THE TENSION between ecological conservation and energy transition evident in the algal reef petition controversy suggests that Taiwan’s deliberative democracy will need to figure out how to transcend party-line politics and navigate wedge issue tactics, especially after the 2018 referendum. As a progressive society, we need to be able to discuss tensions between progressive values, such as ecological conservation and sustainable energy transition, based on concrete facts and scientific evidence.
Just because conservative mobilization worked during the 2018 referendum does not mean that the public will be easily persuaded again by scare tactic slogans and social media messaging campaigns that simplify complex issues into sensational posts and graphics. Although traditional media outlets and public intellectuals are both aware of the limitations of long-form argumentative writing in support of a particular position, short-form social media campaigns run the risk of polarizing the space of public discussion in a way that runs counter to civic dialogue. In the case of the Datan reef petition, intramural conflicts amongst anti-nuclear, conservationist, and DPP progressives have led to divisive labelling. The sad irony of this situation is that certain DPP supporters may feel justified in condemning environmentalist groups as accepting the KMT’s endorsement, but are unaware that their divisive rhetoric widens the gap in which the KMT has co-opted the Datan reef petition as a wedge issue, which further consolidates support for the KMT’s energy agenda.

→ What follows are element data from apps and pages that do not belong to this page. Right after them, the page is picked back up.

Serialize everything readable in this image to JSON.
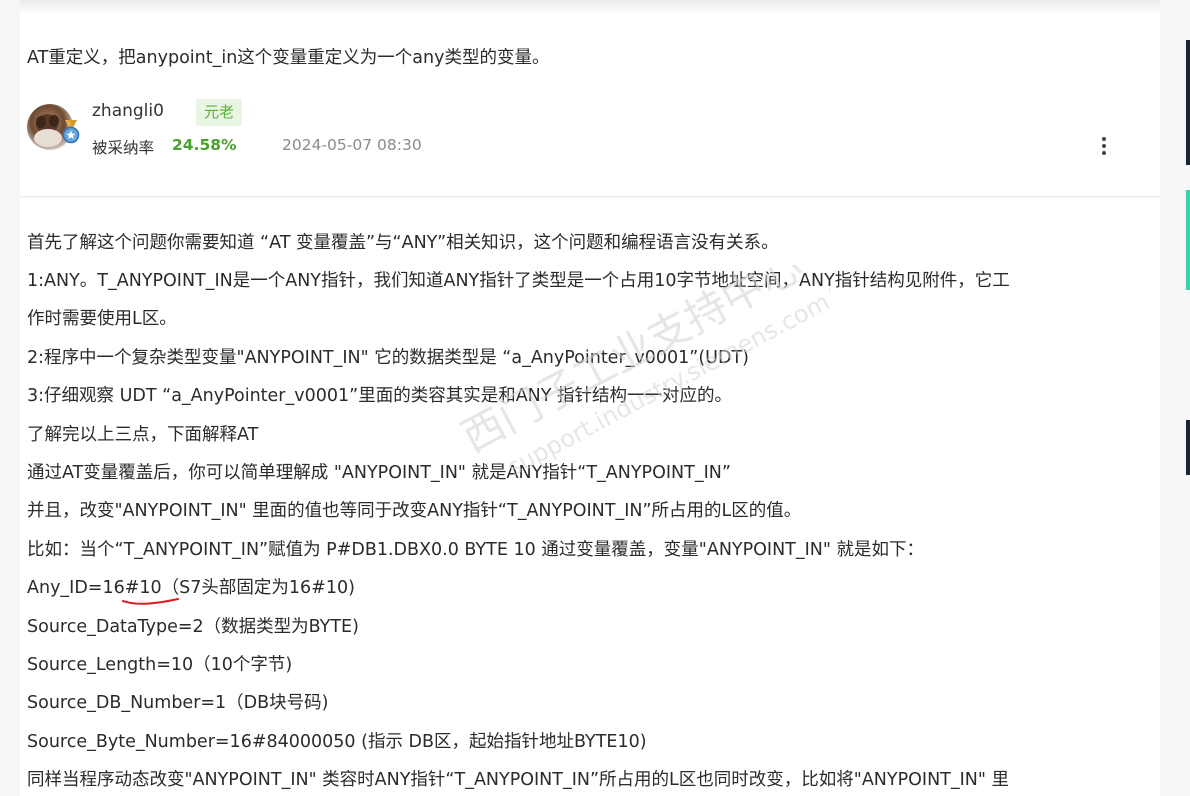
{
  "answer_top": {
    "text": "AT重定义，把anypoint_in这个变量重定义为一个any类型的变量。"
  },
  "author": {
    "username": "zhangli0",
    "rank": "元老",
    "accept_label": "被采纳率",
    "accept_rate": "24.58%",
    "timestamp": "2024-05-07 08:30",
    "more_icon": "more-vertical-icon"
  },
  "answer_body": {
    "lines": [
      "首先了解这个问题你需要知道 “AT 变量覆盖”与“ANY”相关知识，这个问题和编程语言没有关系。",
      "1:ANY。T_ANYPOINT_IN是一个ANY指针，我们知道ANY指针了类型是一个占用10字节地址空间，ANY指针结构见附件，它工",
      "作时需要使用L区。",
      "2:程序中一个复杂类型变量\"ANYPOINT_IN\" 它的数据类型是 “a_AnyPointer_v0001”(UDT)",
      "3:仔细观察 UDT “a_AnyPointer_v0001”里面的类容其实是和ANY 指针结构一一对应的。",
      "了解完以上三点，下面解释AT",
      "通过AT变量覆盖后，你可以简单理解成 \"ANYPOINT_IN\" 就是ANY指针“T_ANYPOINT_IN”",
      "并且，改变\"ANYPOINT_IN\"  里面的值也等同于改变ANY指针“T_ANYPOINT_IN”所占用的L区的值。",
      "比如：当个“T_ANYPOINT_IN”赋值为 P#DB1.DBX0.0 BYTE 10  通过变量覆盖，变量\"ANYPOINT_IN\"  就是如下：",
      "Any_ID=16#10（S7头部固定为16#10)",
      "Source_DataType=2（数据类型为BYTE)",
      "Source_Length=10（10个字节)",
      "Source_DB_Number=1（DB块号码)",
      "Source_Byte_Number=16#84000050 (指示 DB区，起始指针地址BYTE10)",
      "同样当程序动态改变\"ANYPOINT_IN\"  类容时ANY指针“T_ANYPOINT_IN”所占用的L区也同时改变，比如将\"ANYPOINT_IN\"  里"
    ]
  },
  "watermark": {
    "text_cn": "西门子工业支持中心",
    "text_url": "support.industry.siemens.com/cs"
  },
  "colors": {
    "rank_bg": "#e9f6e3",
    "rank_fg": "#59b33a",
    "accept_rate": "#4ba12d",
    "annotation": "#d81e1e"
  }
}
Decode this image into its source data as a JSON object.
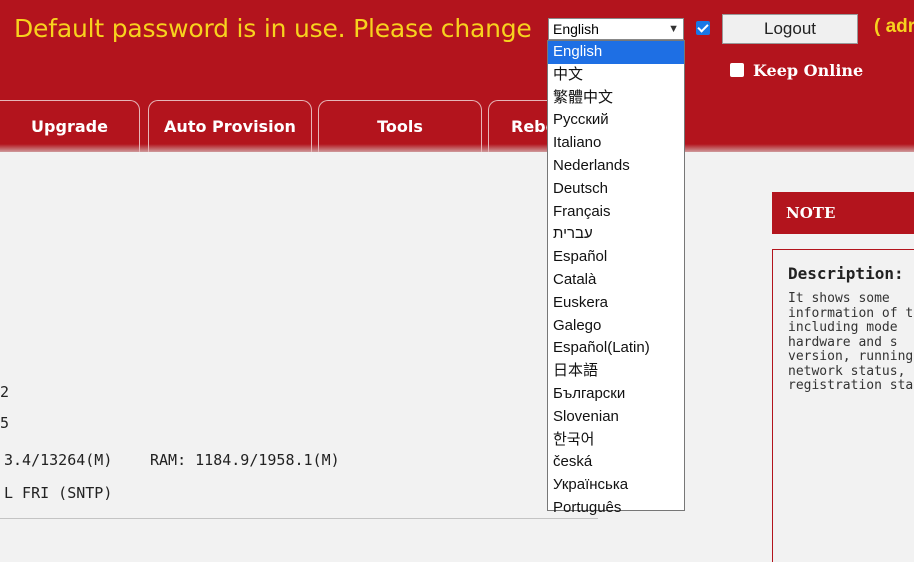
{
  "header": {
    "warning": "Default password is in use. Please change",
    "logout_label": "Logout",
    "admin_label": "( adr",
    "keep_online_label": "Keep Online"
  },
  "language_select": {
    "current": "English",
    "options": [
      "English",
      "中文",
      "繁體中文",
      "Русский",
      "Italiano",
      "Nederlands",
      "Deutsch",
      "Français",
      "עברית",
      "Español",
      "Català",
      "Euskera",
      "Galego",
      "Español(Latin)",
      "日本語",
      "Български",
      "Slovenian",
      "한국어",
      "česká",
      "Українська",
      "Português"
    ]
  },
  "nav": {
    "tabs": [
      "Upgrade",
      "Auto Provision",
      "Tools",
      "Rebo"
    ]
  },
  "info": {
    "line1": "2",
    "line2": "5",
    "storage": "3.4/13264(M)",
    "ram": "RAM: 1184.9/1958.1(M)",
    "time": "L FRI (SNTP)"
  },
  "note": {
    "header": "NOTE",
    "title": "Description:",
    "lines": [
      "It shows some",
      "information of t",
      "including mode",
      "hardware and s",
      "version, running",
      "network status,",
      "registration sta"
    ]
  },
  "colors": {
    "brand_red": "#b3141d",
    "warning_yellow": "#f7d21e",
    "selection_blue": "#1e6fe4"
  }
}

The question of how pan-Green progressives will navigate the controversy surrounding the Datan algal reef LNG receiving station dilemma points us to a larger question of how Taiwan’s civil society might further develop a more robust deliberative democracy in the decidedly undemocratic wake of the KMT authoritarian period. Environmentalist groups have always advocated for transparent scientific assessments that could facilitate public deliberation around different issues. We contend that this kind of transparency and dialogue could rebuild trust and solidarity among Taiwanese progressives in the aftermath of the KMT’s co-optation of the algal reef petition. As citizens of a democratic society, it is our duty to engage in constructive dialogue with multiple groups rather than labeling and condemning others along party-lines prior to any discussion—only then will we be able to avoid the coalition-eroding effects of the KMT co-opting progressive causes as wedge issues in order to make political gains.
Chia-Shen Tsai, born and raised in Taichung, is an apprentice of anthropology and sociology. From rural care to environmental issues, he is fascinated by the gaps between various progressive agendas. He currently works for the environmentalist group Citizen of the Earth, Taiwan.
Yu Chen Chuang previously worked in the Subcommittee on Land Claims of the Indigenous Historical and Transitional Justice Committee and is currently a master’s student in planning at the University of Toronto.